    1870 - no man’s vote could be taken away because of race, color or the fact he was once a slave. 100 years later. Yet, you still had Jim Crowe laws throughout the south into the 60’s

    a 1958 Alabama law stated that “It shall be unlawful for white and colored persons to play together … in any game of cards, dice, dominoes, checkers, pool, billiards, softball, basketball, football, golf, track, and at swimming pools or in any athletic conference.”

    Prejudice extended past the law into the jury box, too. According to the Jim Crow Guide, “three white youths who confessed to a Christmas Eve rape of a 17-year-old Negro girl at Decatur, Georgia, were nevertheless acquitted by the DeKalb County jury.”

    What does slavery have to do with this topic? The same bull excuses, religious and otherwise were used in the Jim Crowe south to justify every horrible wrong doing. Hide behind the bible all you want. You too will be judged.

    1920 - women could finally vote. That’s right, 1920! Women have only been able to vote for 90 years! 90 Years! My grandmother just turned 90. She was born in the year women were thought to be “smart” enough to vote.

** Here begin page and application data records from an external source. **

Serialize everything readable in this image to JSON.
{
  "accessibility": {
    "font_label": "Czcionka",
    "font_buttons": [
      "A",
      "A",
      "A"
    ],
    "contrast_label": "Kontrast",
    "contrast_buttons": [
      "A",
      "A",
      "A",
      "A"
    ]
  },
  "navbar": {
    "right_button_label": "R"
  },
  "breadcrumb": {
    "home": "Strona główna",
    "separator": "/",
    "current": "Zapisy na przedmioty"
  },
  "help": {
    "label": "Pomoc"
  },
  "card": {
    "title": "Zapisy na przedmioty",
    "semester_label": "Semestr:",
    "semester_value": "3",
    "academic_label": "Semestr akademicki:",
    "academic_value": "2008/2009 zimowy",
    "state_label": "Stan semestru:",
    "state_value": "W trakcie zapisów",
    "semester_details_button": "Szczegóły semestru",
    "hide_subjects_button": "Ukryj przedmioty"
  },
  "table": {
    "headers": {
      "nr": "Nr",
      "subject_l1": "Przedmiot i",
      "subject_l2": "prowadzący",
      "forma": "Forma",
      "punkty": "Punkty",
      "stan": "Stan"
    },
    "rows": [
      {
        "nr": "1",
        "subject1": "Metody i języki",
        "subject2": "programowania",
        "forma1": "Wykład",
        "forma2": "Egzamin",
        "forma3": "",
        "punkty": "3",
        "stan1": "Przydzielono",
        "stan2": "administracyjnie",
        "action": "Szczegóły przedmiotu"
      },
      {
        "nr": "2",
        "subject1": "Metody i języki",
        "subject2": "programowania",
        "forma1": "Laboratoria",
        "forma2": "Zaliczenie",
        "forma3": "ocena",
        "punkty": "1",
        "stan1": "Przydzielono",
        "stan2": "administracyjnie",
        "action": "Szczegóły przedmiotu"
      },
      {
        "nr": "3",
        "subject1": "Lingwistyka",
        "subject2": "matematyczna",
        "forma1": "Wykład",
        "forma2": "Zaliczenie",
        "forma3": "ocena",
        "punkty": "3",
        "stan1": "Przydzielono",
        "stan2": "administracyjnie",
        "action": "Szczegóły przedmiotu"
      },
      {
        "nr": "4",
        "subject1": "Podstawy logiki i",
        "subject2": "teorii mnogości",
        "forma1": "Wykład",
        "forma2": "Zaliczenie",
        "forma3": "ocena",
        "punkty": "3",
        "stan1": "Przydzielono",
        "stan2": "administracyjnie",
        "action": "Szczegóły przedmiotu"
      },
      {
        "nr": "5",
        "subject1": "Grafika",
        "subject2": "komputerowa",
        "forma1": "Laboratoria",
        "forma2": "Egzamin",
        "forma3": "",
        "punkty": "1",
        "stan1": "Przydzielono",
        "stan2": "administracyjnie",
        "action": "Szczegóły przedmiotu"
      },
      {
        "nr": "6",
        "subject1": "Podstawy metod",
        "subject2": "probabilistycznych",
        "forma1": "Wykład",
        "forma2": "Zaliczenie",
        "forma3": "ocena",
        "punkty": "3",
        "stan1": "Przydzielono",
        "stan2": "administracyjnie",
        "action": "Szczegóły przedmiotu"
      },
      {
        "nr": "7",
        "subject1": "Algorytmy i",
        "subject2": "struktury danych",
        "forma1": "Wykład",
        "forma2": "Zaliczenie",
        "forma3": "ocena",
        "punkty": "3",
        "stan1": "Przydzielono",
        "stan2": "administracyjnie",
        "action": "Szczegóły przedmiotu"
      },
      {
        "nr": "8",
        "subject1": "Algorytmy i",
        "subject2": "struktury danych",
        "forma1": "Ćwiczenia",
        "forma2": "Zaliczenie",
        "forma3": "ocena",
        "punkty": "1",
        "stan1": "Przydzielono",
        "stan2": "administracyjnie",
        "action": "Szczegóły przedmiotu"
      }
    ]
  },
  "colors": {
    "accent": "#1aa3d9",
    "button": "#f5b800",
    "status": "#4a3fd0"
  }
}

    Summary - we are far from perfect. The constitution is not a perfect document, we have to often be saved from our own fears and ignorance, and hiding behind the Bible or any other document for rationalizing bigoted or oppressive public policy will get you judged by your maker.

  2. ela
    July 3rd, 2010 at 12:03 | #2

    our nation was founded on christian principles by people who believed in and feared God. I know that bothers lots of people in today’s remove God from everything world.

  3. July 6th, 2010 at 23:25 | #3

    What are you talking about? Seriously. Nobody said America is perfect. We never have been and never will be. That doesn’t mean this isn’t a great place to live and it sure isn’t a good reason to not try and make it better. Nothing in this article rationalized bigotry and oppressive public policy.

    There are idiots that are racist and sexist in this world. The person that wrote this article is neither and nothing in it suggests otherwise.

  4. Douglas, A
    August 3rd, 2011 at 13:13 | #4

    There is always room for improvements, the question is are we making the improvements or are we just talking and thinking about them? Each person that signed the constitution made a statement about slavery, but none - put themselves on the line to make the change that they so sweetly spoke of - none put themselves on the line and became responsible for the paper that was signed into power.